Alvaro Leite Siza, architecture, biomimicry, Building Information Modeling (BIM), design, engineering, Frank Lloyd Wright’s ‘Fallingwater’, green design, High Performance Buildings: The best buildings in the world, How to Make Your Building Green, How to make your home Eco Friendly, LEED, Paul Hawken, The Eastgate Center in Harare, The Willow House, Tolo House, Tolo House by architect Alvaro Leite Siza, Wildlife Crossings: Engineering that saves lives
In our blog, we try to highlight creative architects, engineers, and designers that have chosen not to wreak havoc on the environment by way of cutting or distorting the natural land but creatively finding ways to blend their designs with nature.
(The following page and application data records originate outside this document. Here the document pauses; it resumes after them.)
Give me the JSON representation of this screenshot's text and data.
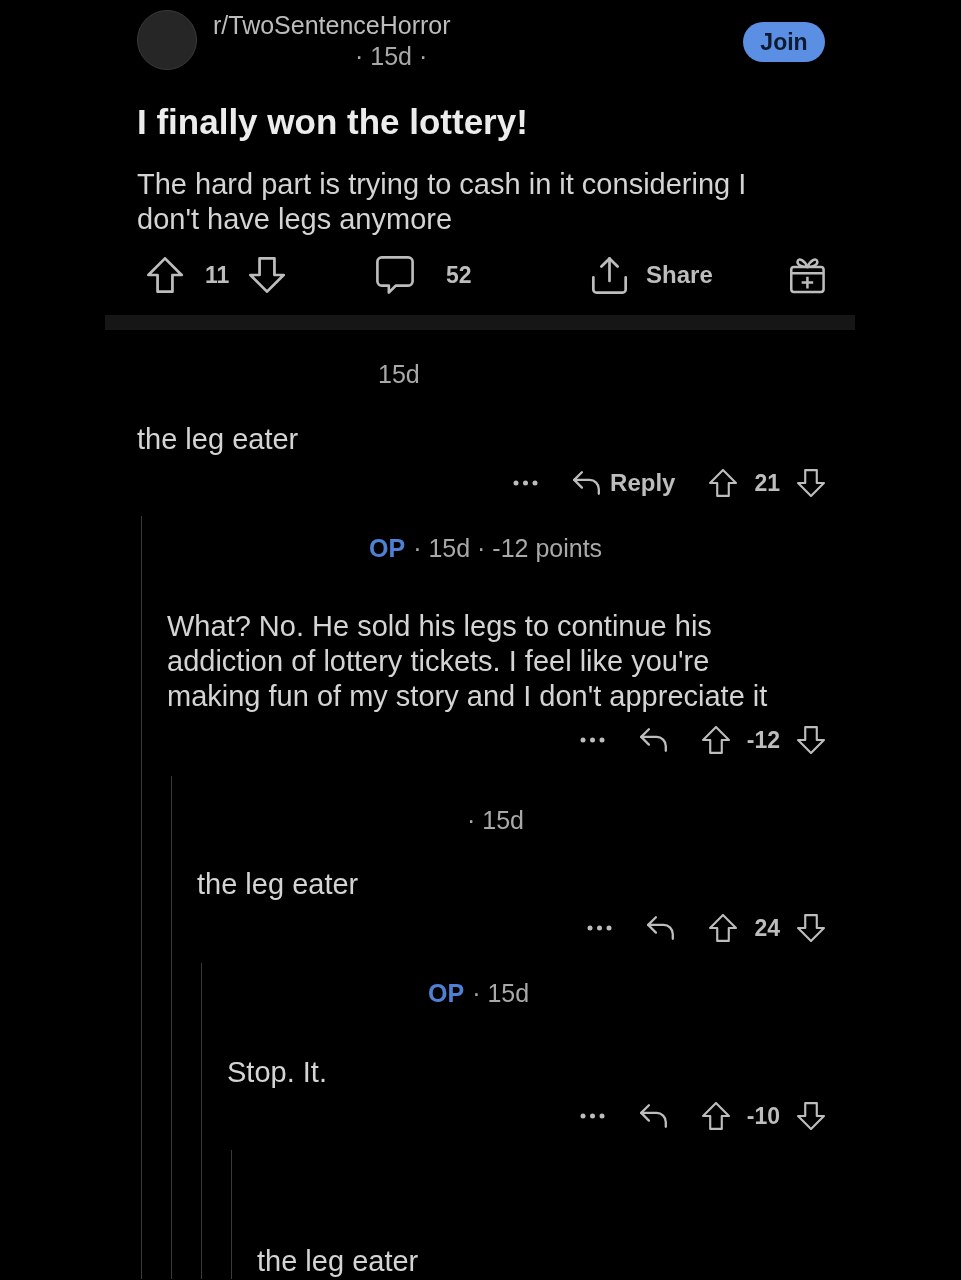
{
  "post": {
    "subreddit": "r/TwoSentenceHorror",
    "meta": "· 15d ·",
    "join_label": "Join",
    "title": "I finally won the lottery!",
    "body": "The hard part is trying to cash in it considering I don't have legs anymore",
    "score": "11",
    "comment_count": "52",
    "share_label": "Share"
  },
  "comments": [
    {
      "meta": "15d",
      "body": "the leg eater",
      "reply_label": "Reply",
      "score": "21",
      "children": [
        {
          "author": "OP",
          "meta": "· 15d · -12 points",
          "body": "What? No. He sold his legs to continue his addiction of lottery tickets. I feel like you're making fun of my story and I don't appreciate it",
          "score": "-12",
          "children": [
            {
              "meta": "· 15d",
              "body": "the leg eater",
              "score": "24",
              "children": [
                {
                  "author": "OP",
                  "meta": "· 15d",
                  "body": "Stop. It.",
                  "score": "-10",
                  "children": [
                    {
                      "body": "the leg eater"
                    }
                  ]
                }
              ]
            }
          ]
        }
      ]
    }
  ]
}
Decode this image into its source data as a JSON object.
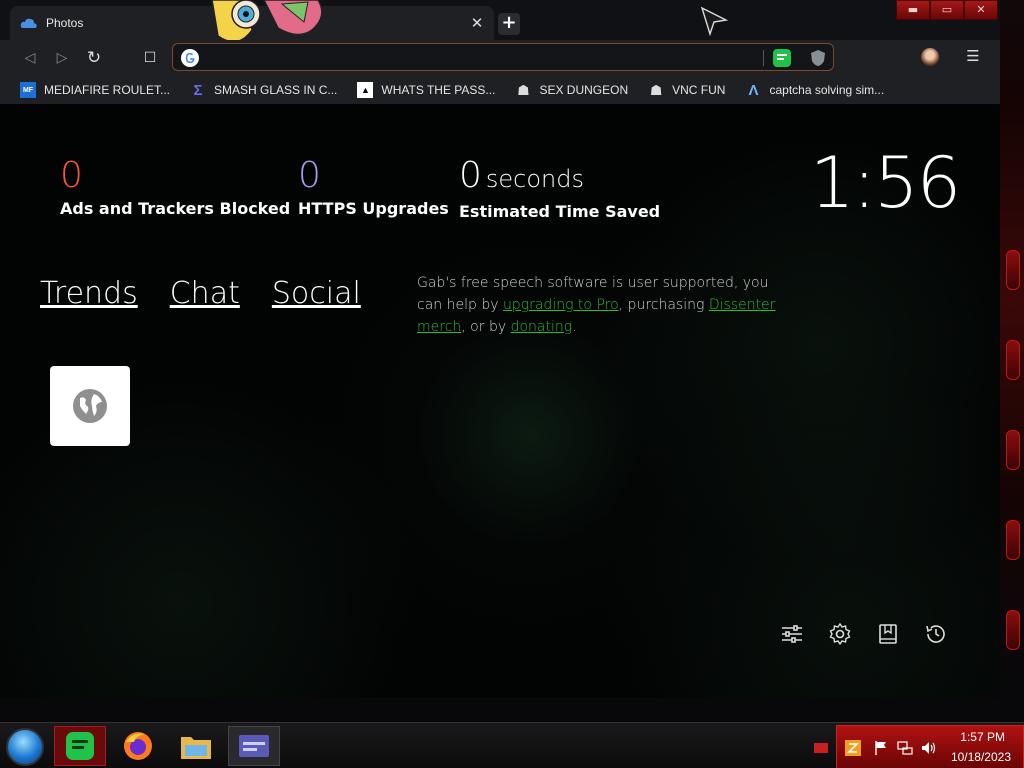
{
  "browser": {
    "tab": {
      "title": "Photos",
      "close_glyph": "✕"
    },
    "new_tab_glyph": "+",
    "window_controls": {
      "minimize": "▬",
      "maximize": "▭",
      "close": "✕"
    },
    "toolbar": {
      "back": "◁",
      "forward": "▷",
      "reload": "↻",
      "bookmark": "☐",
      "menu": "☰"
    },
    "omnibox": {
      "value": "",
      "placeholder": ""
    }
  },
  "bookmarks": [
    {
      "label": "MEDIAFIRE ROULET...",
      "icon": "mediafire-icon"
    },
    {
      "label": "SMASH GLASS IN C...",
      "icon": "sigma-icon"
    },
    {
      "label": "WHATS THE PASS...",
      "icon": "terminal-icon"
    },
    {
      "label": "SEX DUNGEON",
      "icon": "ghost-icon"
    },
    {
      "label": "VNC FUN",
      "icon": "ghost-icon"
    },
    {
      "label": "captcha solving sim...",
      "icon": "lambda-icon"
    }
  ],
  "stats": {
    "ads": {
      "value": "0",
      "label": "Ads and Trackers Blocked",
      "color": "#ff5533"
    },
    "https": {
      "value": "0",
      "label": "HTTPS Upgrades",
      "color": "#a89cf5"
    },
    "time": {
      "value": "0",
      "unit": "seconds",
      "label": "Estimated Time Saved",
      "color": "#ffffff"
    }
  },
  "clock": "1:56",
  "nav_links": {
    "trends": "Trends",
    "chat": "Chat",
    "social": "Social"
  },
  "gab_message": {
    "part1": "Gab's free speech software is user supported, you can help by ",
    "link1": "upgrading to Pro",
    "part2": ", purchasing ",
    "link2": "Dissenter merch",
    "part3": ", or by ",
    "link3": "donating",
    "part4": "."
  },
  "taskbar": {
    "time": "1:57 PM",
    "date": "10/18/2023",
    "accent": "#b01212"
  }
}
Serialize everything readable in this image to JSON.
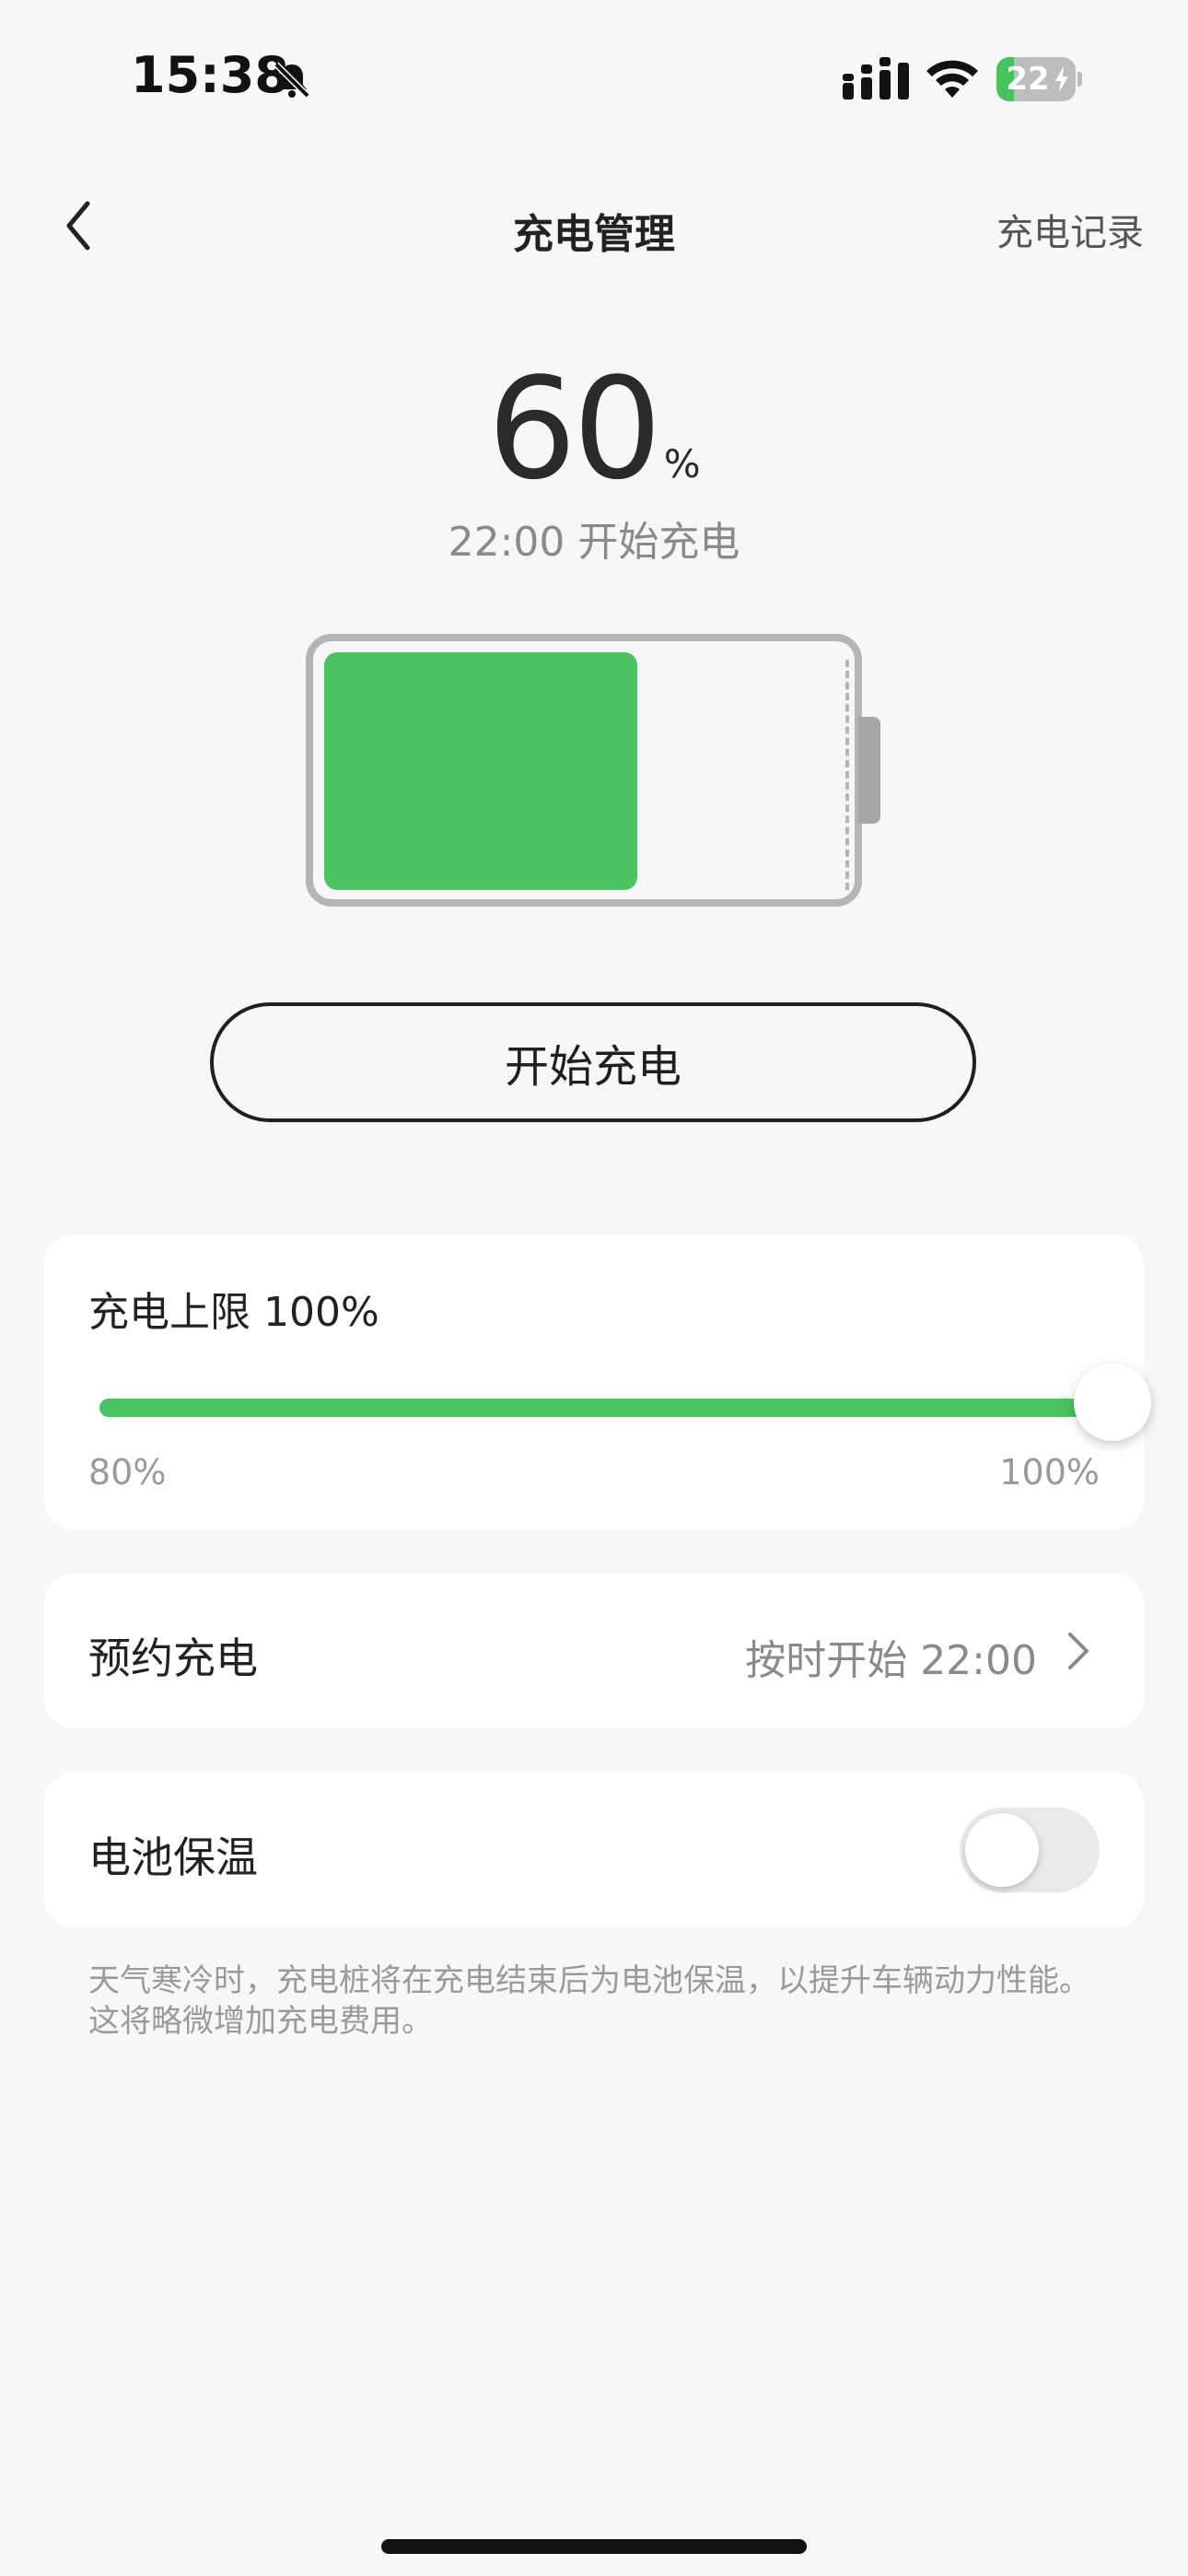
{
  "status_bar": {
    "time": "15:38",
    "silent_icon": "bell-slash-icon",
    "signal_icon": "cellular-signal-icon",
    "wifi_icon": "wifi-icon",
    "battery": {
      "percent_text": "22",
      "level": 0.22,
      "charging": true,
      "color": "#45c35d"
    }
  },
  "nav": {
    "back_icon": "chevron-left-icon",
    "title": "充电管理",
    "right_link": "充电记录"
  },
  "charge": {
    "percent": "60",
    "unit": "%",
    "level": 0.6,
    "subtitle": "22:00 开始充电",
    "fill_color": "#4ac460"
  },
  "start_button": {
    "label": "开始充电"
  },
  "limit_card": {
    "title": "充电上限 100%",
    "min_label": "80%",
    "max_label": "100%",
    "value_fraction": 1.0,
    "accent_color": "#4ac460"
  },
  "schedule_row": {
    "label": "预约充电",
    "value": "按时开始 22:00",
    "chevron_icon": "chevron-right-icon"
  },
  "heat_row": {
    "label": "电池保温",
    "toggle_on": false
  },
  "footnote": "天气寒冷时，充电桩将在充电结束后为电池保温，以提升车辆动力性能。这将略微增加充电费用。"
}
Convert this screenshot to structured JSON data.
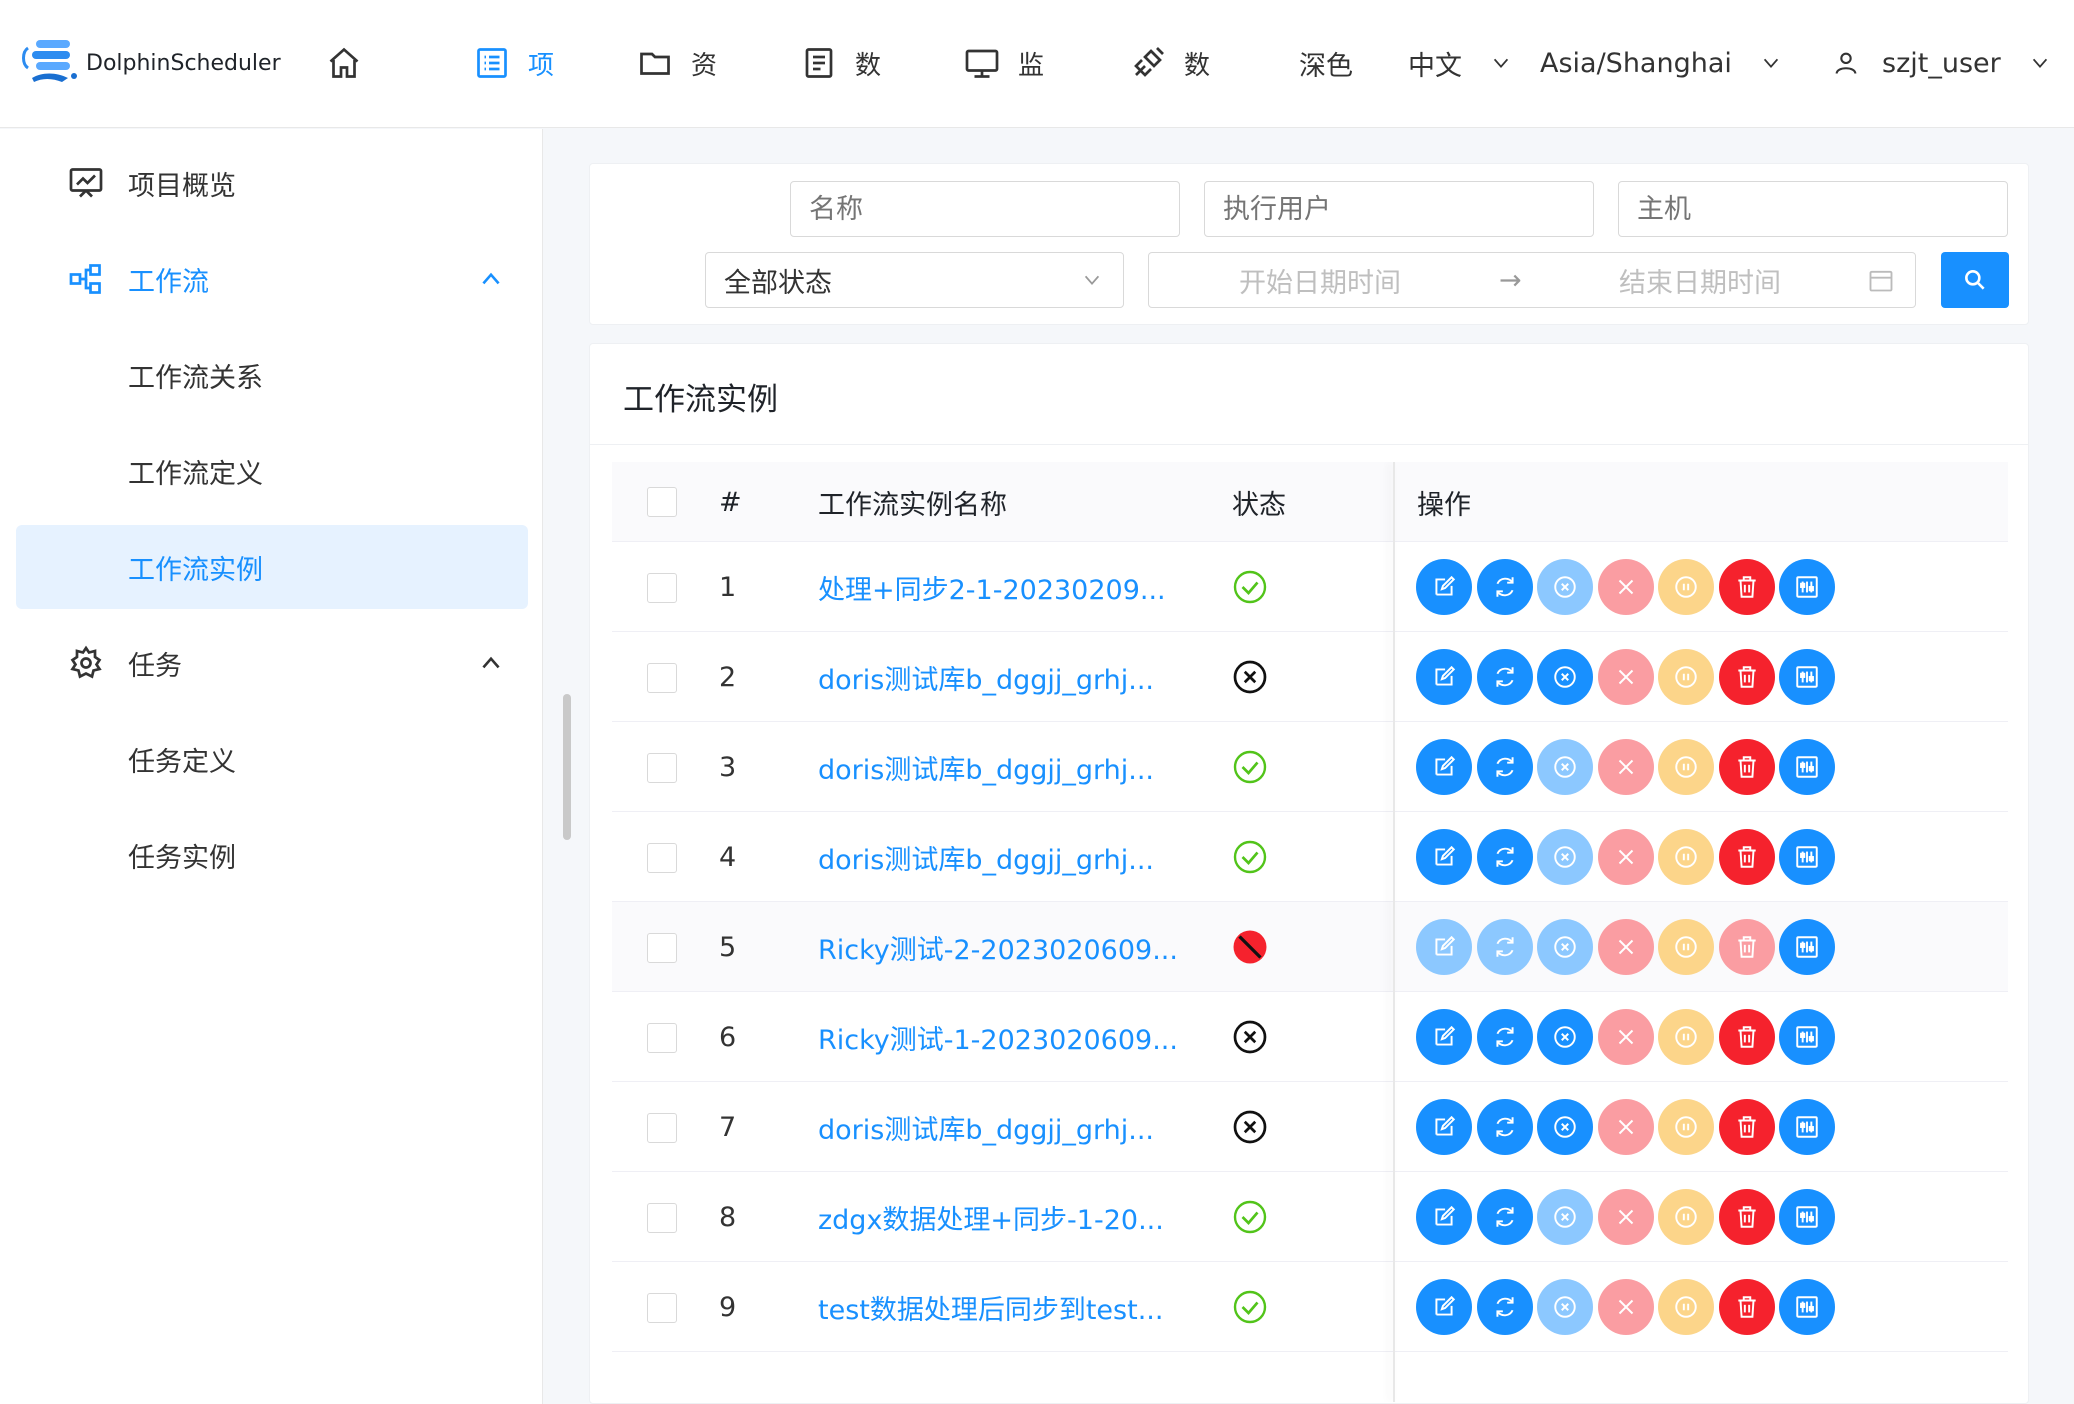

Designers that have built on land thought to be more difficult because of its site, such as the Iconic Tolo House by architect Alvaro Leite Siza.
To take a quote from Paul Hawken, environmentalist, entrepreneur, and author ‘the first rule of sustainability is to align with natural forces, or at least not try to defy them‘.
This is exactly what we explored in our article entitled Biomimicry: Imitating nature in our designs.
Today, we have decided to discuss how exactly can you create a green design. Mendler et al. identify global goals that must be part of a green design:
- Waste nothing (a “less is more” approach; reuse, avoiding speciﬁcation of scarce materials).
- Adapt to the place (indigenous strategies; diversity, form ﬁt to function).
- Use “free” resources (renewable energy, renewable materials, locally abundant resources).
- Optimize rather than maximize (synergies, less reliance on active, mechanical systems).
- Create a livable environment (protect sensitive ecosystems, actively restore damaged habitats, look for pedestrian-friendly and mixed-use design options; avoid toxic materials).
To conclude, we do so with a quote:
‘Green design transcends mere descriptions of the techniques that may be employed in shaping a more sustainable existence on Earth. It must also incorporate the principles, processes, and cycles of nature in a way that leads to a deeper understanding of what makes a design successful.’
Vallero, D., & Brasier, C. (n.d.). Society’s Call for Green Design. InSustainable Design. The Science of Sustainability and Green Engineering. 2008: John Wiley & Sons, Inc.